After the panel discussion, participants separated into groups to discuss different aspects of inconsistent domestic and international policies. In the group the Campaign participated in—nicknamed the “axis of evil” since this group consisted of representatives of Iran, Iraq, Egypt, China, Palestine, and Australia—participants explored the issue of governments misunderstanding the concept of human rights in their domestic implementation thereof.
One of the questions raised was whether it is easier to amend existing laws and institutions, or to create new ones. Participants also discussed the existence of space within international human rights treaties that allows countries to continue abusing human rights domestically, and explored ways in which civil society could exploit those very inconsistencies to embarrass human rights violators on the international stage.
After the smaller sessions, participants joined in larger groups divided by language to share experiences and learn from each others’ successes and failures in managing similar issues in different countries and regions.
UPDATE Day 2, October 14: TEDxRuaMonteAlegre
TEDxRuaMonteAlegre screened this talk by Trita Parsi on Iran and Israel during the conference.

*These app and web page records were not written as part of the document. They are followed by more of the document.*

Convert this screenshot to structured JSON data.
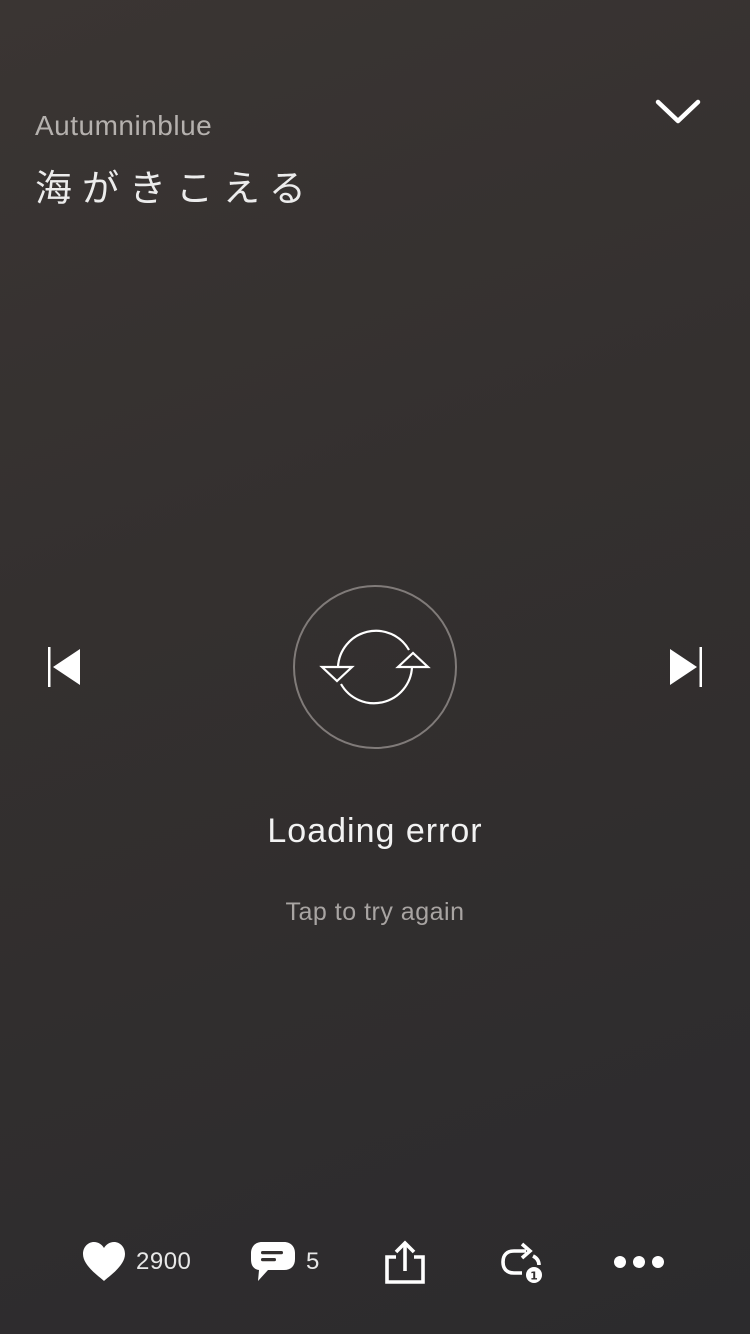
{
  "header": {
    "artist": "Autumninblue",
    "title": "海がきこえる",
    "collapse_icon": "chevron-down-icon"
  },
  "player": {
    "prev_icon": "skip-previous-icon",
    "next_icon": "skip-next-icon",
    "reload_icon": "reload-icon",
    "error_title": "Loading error",
    "error_hint": "Tap to try again"
  },
  "actions": {
    "like": {
      "icon": "heart-icon",
      "count": "2900"
    },
    "comment": {
      "icon": "comment-icon",
      "count": "5"
    },
    "share": {
      "icon": "share-icon"
    },
    "repost": {
      "icon": "repost-icon",
      "badge": "1"
    },
    "more": {
      "icon": "more-icon"
    }
  },
  "colors": {
    "background_top": "#3a3533",
    "background_bottom": "#2c2b2d",
    "foreground": "#ffffff",
    "muted_text": "#a8a4a2"
  }
}
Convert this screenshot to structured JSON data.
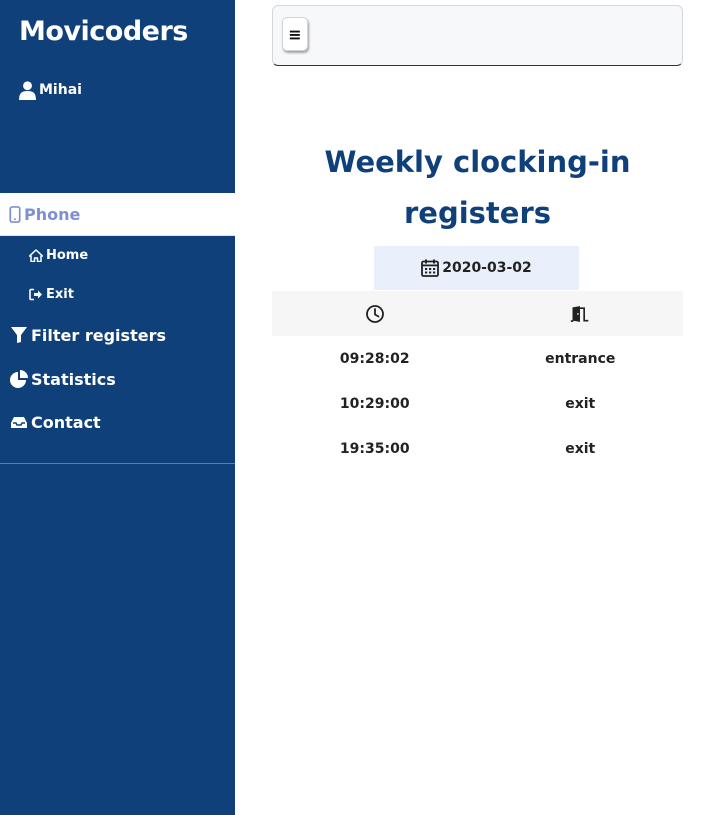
{
  "sidebar": {
    "brand": "Movicoders",
    "user": {
      "name": "Mihai",
      "icon": "user-icon"
    },
    "active_item": {
      "label": "Phone",
      "icon": "mobile-icon",
      "color": "#7f8fd3"
    },
    "sub_items": [
      {
        "label": "Home",
        "icon": "home-icon"
      },
      {
        "label": "Exit",
        "icon": "sign-out-icon"
      }
    ],
    "items": [
      {
        "label": "Filter registers",
        "icon": "filter-icon"
      },
      {
        "label": "Statistics",
        "icon": "chart-pie-icon"
      },
      {
        "label": "Contact",
        "icon": "inbox-icon"
      }
    ],
    "background": "#10407a"
  },
  "topbar": {
    "menu_button": "≡",
    "menu_icon": "hamburger-icon"
  },
  "main": {
    "title": "Weekly clocking-in registers",
    "title_color": "#10407a",
    "date": "2020-03-02",
    "date_icon": "calendar-icon",
    "table": {
      "header_icons": [
        "clock-icon",
        "door-open-icon"
      ],
      "rows": [
        {
          "time": "09:28:02",
          "type": "entrance"
        },
        {
          "time": "10:29:00",
          "type": "exit"
        },
        {
          "time": "19:35:00",
          "type": "exit"
        }
      ]
    }
  }
}
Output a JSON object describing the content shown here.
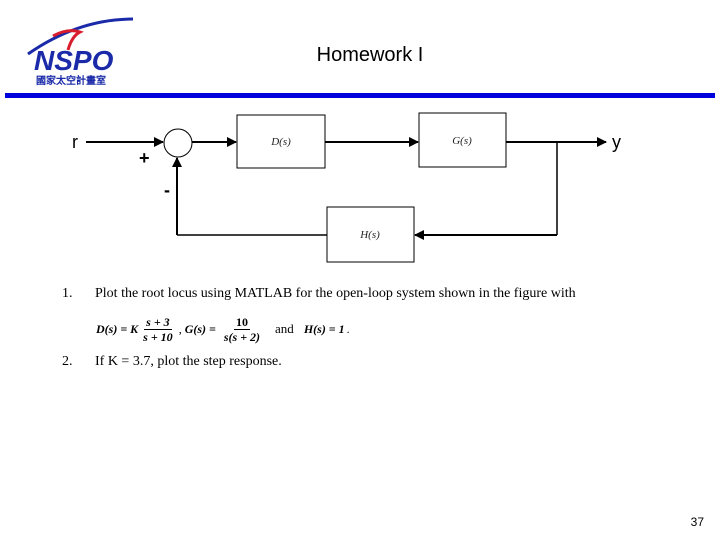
{
  "header": {
    "logo": {
      "wordmark": "NSPO",
      "subtitle": "國家太空計畫室",
      "colors": {
        "wordmark": "#1a2aa8",
        "swoosh": "#d81e2c",
        "arc": "#1a2aa8"
      }
    },
    "title": "Homework I",
    "rule_color": "#0000dd"
  },
  "diagram": {
    "input_label": "r",
    "output_label": "y",
    "plus_sign": "+",
    "minus_sign": "-",
    "blocks": [
      {
        "id": "D",
        "label": "D(s)"
      },
      {
        "id": "G",
        "label": "G(s)"
      },
      {
        "id": "H",
        "label": "H(s)"
      }
    ]
  },
  "items": [
    {
      "number": "1.",
      "text": "Plot the root locus using MATLAB  for the open-loop system shown in the figure with"
    },
    {
      "number": "2.",
      "text": "If K = 3.7, plot the step response."
    }
  ],
  "equation": {
    "d_lhs": "D(s) = K",
    "d_num": "s + 3",
    "d_den": "s + 10",
    "sep": ",",
    "g_lhs": "G(s) =",
    "g_num": "10",
    "g_den": "s(s + 2)",
    "and": "and",
    "h_expr": "H(s) = 1",
    "end": "."
  },
  "footer": {
    "page_number": "37"
  }
}
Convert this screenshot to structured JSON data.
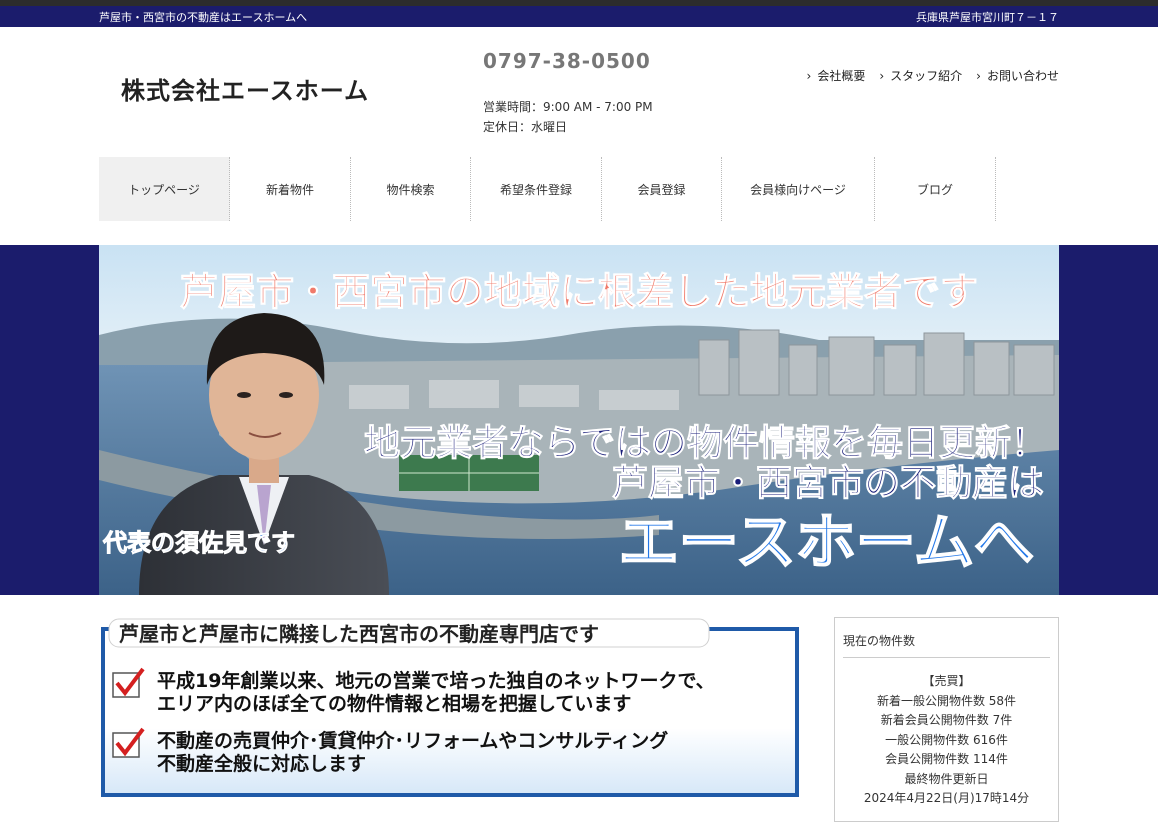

Parsi originally gave the talk at the TED conference in California in June 2013.
UPDATE Day 1, October 13: XIII International Human Rights Colloquium
The first day of the XIII International Human Rights Conference kicked off with a peaceful picnic in one of São Paulo’s most beautiful parks, Ibirapuera Park. Over 100 participants, each wearing colored bracelets to designate their preferred language, met each other and enjoyed lunch in the sunshine. Afterwards, the participants separated into groups, some enjoying outdoor activities like hiking and yoga, and others touring the Afro-Brazilian Museum.
In the Portuguese-language museum tour, participants viewed artworks and historical artifacts from Brazil’s rich African culture. The participants on this tour, largely from South America and Africa (as well as the representative from the International Campaign for Human Rights in Iran), learned about and discussed the historical and present influences of different African cultures on Brazilian society. After the tour, attendees enjoyed live Brazilian music by a skilled trio playing classical guitar, clarinet, and tambourine.
Tomorrow, the participants of the XIII International Human Rights Conference will attend TEDxRuaMonteAlegre. Focusing on the theme of multipolarity, the TEDx will include speakers from the XIII International Human Rights Conference.
Day 0, October 12: Emerging Powers’ Bilateral Influence on Human Rights
On the eve of the thirteenth annual International Human Rights Colloquium organized by Conectas Human Rights, civil society and human rights organizations from across the globe participated in a side meeting focusing on emerging powers’ bilateral influence on human rights.
On Saturday, October 12, participants from 14 organizations, representing the civil societies of 11 countries, met in São Paulo with four objectives: to map the channels and spheres of influence emerging powers can have on human rights promotion and protection abroad; to deepen understanding of emerging powers’ bilateral influence on human rights abroad; to develop a menu of possible measures emerging powers might adopt to promote pro-human rights change abroad through their bilateral relations; and to share experiences on how civil society organizations can successfully advocate for those measures to be taken.
Over a day of meetings, participants worked together to fine-tune a model for bilateral relations between Brazil and other countries in the world. The discussion especially focused on how emerging powers countries, particularly Brazil, can influence the human rights discourse and actions of other countries bilaterally, utilizing one-on-one diplomacy with human rights violators in addition to the traditional multilateral approach at global and regional organizations like the United Nations and the Organization of American States.